It is traditional to clean the home in preparation for Pesach. The culmination of this process is Bedikat Chametz (literally ‘searching for chametz’), a ritual search performed on the evening before Pesach. The children of the home usually perform it.
It is traditional to use a wooden spoon, a candle, a feather and a bag for the search. Some people melt down the remains of their Chanukah (festival of lights) candles to make a special candle for this night.
As this is primarily a symbolic procedure, pieces of bread should be placed around the house before the search. Jews of a kabbalistic inclination (with an interest in kabbalah, Jewish mysticism) use ten pieces of bread which they consider to represent the ten spheres of the universe referred to in kabbalisting teachings.
After bread has been placed around the home, a blessing is recited, and the candle is lit as the search begins. All areas of the house where chametz (leavened bread or food) could possibly be lurking must be thoroughly checked and brushed. The chametz is scooped into the bag with the feather.
At a minimum, the ten pieces of bread strategically placed must be found. Since the house would have been cleaned previously, it is common not to find a lot of chametz.
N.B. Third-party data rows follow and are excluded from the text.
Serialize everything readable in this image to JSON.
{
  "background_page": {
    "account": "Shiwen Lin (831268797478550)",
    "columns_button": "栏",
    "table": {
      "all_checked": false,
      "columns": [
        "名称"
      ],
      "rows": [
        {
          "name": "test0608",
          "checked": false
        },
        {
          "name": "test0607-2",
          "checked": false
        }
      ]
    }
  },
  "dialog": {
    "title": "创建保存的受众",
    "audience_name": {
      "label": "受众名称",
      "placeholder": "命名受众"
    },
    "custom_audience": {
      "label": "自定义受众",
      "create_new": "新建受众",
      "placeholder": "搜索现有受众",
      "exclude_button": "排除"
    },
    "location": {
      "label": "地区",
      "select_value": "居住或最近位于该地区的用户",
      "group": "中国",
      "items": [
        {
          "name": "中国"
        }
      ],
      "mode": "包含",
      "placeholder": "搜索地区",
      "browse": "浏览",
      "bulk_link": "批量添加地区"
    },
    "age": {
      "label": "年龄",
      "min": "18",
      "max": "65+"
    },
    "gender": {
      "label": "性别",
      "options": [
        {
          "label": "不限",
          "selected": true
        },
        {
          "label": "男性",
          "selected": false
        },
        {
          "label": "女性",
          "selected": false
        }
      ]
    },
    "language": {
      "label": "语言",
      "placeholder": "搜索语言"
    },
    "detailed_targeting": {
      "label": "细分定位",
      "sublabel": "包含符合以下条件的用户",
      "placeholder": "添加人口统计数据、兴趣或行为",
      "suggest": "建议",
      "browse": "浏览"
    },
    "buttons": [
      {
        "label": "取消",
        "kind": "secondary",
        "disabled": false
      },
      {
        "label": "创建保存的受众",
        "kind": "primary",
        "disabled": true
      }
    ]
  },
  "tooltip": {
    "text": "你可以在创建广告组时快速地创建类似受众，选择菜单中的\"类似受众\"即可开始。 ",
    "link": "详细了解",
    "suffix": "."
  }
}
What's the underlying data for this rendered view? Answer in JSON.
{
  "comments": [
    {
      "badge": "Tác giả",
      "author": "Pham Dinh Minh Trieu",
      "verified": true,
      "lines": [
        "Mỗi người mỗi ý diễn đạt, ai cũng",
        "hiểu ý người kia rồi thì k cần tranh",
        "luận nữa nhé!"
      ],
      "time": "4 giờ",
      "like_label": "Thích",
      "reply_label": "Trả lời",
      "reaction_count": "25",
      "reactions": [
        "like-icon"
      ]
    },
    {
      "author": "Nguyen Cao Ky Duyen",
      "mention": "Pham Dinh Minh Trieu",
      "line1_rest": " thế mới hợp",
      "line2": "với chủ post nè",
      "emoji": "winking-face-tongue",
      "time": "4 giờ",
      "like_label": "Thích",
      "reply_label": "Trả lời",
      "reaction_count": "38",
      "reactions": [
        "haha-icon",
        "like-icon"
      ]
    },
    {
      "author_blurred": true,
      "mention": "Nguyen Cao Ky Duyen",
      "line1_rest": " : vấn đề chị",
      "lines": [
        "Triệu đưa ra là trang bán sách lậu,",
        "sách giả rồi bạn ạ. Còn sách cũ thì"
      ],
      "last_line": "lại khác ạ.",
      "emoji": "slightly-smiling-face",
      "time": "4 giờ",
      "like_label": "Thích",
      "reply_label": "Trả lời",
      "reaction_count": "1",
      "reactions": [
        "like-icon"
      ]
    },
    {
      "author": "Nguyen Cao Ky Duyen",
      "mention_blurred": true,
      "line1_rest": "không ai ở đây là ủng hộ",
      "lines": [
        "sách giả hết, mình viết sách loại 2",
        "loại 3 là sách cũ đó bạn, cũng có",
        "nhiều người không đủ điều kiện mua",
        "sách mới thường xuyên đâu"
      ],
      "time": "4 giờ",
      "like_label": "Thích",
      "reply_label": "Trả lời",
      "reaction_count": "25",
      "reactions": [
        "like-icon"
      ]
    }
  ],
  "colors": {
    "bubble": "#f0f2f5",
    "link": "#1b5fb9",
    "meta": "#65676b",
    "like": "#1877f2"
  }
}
It is customary not to speak at all during the search, unless the matter is urgent or it concerns the searching process.
The prayer for the renouncement of all unfound chametz is recited once the search has ended.
The retrieved chametz is gathered together and tied up. It is burnt the following morning, the renunciation said once more in a process called ‘bittul chametz’ (negation of chametz).
There should be no further eating of chametz after 9:30 am on the morning of the burning.
The bedikat chametz is a further reflection of the way in which Passover involves the whole family, so that all Jews can learn to be aware of its purpose and significance.
Ask Moses: How Do I Do the Search for Chametz?
Ohr Somayach: The Search for Chametz
Web Yeshiva: Chametz – How to Search for it before Pesach (video, 6 minutes 53 seconds)
Related Pages on the BJE Website
How to Make Kneidlach (soup dumplings)